Men, in speaking and in writing, but especially in speaking, are occasionally in the habit of using the figure of speech called “ Hyperbole;" or, in other words, in order to give weight to their statements, they are apt to express more than they really intend to convey. Instances of this are often to be met with even in the Scriptures. I am aware that many estimable persons, on meeting with texts of the class to which I refer, are in the habit of ridiculing them as visionary, incredible, and utterly impracticable, whereas, did they comprehend their real import and make due allowance for the figurative language employed in ancient times and in Eastern countries, they would feel and acknowledge that they are reasonable, satisfactory, and altogether deserving of respect.

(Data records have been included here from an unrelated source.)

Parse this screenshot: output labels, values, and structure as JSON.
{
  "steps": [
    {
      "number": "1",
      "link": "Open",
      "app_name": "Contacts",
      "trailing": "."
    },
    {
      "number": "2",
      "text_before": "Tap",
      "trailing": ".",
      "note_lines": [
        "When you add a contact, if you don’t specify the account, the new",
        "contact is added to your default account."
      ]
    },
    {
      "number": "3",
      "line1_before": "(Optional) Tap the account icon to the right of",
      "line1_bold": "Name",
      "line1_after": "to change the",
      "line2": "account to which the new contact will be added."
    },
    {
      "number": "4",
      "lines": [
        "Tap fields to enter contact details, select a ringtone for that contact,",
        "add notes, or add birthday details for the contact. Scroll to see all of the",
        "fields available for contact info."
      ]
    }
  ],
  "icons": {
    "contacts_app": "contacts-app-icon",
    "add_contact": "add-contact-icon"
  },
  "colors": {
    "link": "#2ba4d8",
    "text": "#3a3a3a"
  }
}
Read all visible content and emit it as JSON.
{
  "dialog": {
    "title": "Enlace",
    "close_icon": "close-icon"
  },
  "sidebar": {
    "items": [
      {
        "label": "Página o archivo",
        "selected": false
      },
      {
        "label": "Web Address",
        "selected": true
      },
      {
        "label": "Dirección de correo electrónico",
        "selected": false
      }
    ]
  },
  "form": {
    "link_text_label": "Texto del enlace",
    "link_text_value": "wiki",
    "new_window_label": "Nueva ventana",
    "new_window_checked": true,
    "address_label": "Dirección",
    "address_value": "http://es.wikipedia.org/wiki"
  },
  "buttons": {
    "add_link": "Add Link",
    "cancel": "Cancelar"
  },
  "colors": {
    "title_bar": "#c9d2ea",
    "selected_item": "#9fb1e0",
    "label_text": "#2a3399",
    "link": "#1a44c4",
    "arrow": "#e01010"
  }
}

1. The first passage to which I shall refer is to be found in the Book of Jeremiah, 13 chap. and 23 v., “ Can the Ethiopian change his skin or the leopard his spots ? then may ye also do good that are accustomed to do evil." Now, this verse, as it here stands, represents the Deity himself as speaking in hyperbolical terms.-He declares that it is as difficult and hopeless a matter for an evil-doer to reform his life as for an Ethiopian to change the colour of his skin, or a leopard to alter the arrangement of his spots. Now, for an Ethiopian to do the one, or a leopard to do the other, is utterly impossible, but is it impossible for a sinner to repent and amend? Most assuredly not; yet, this passage, if taken literally, would assert it to be so, and that, too, on the authority of God himself. You cannot but perceive that the words here employed are somewhat hyperbolical, and express more than was really intended to be conveyed. Reason naturally and consistently explains the passage. It tells us that as it is impossible for an Ethiopian to change the hue of his complexion, so is it very difficult, but not impossible, for the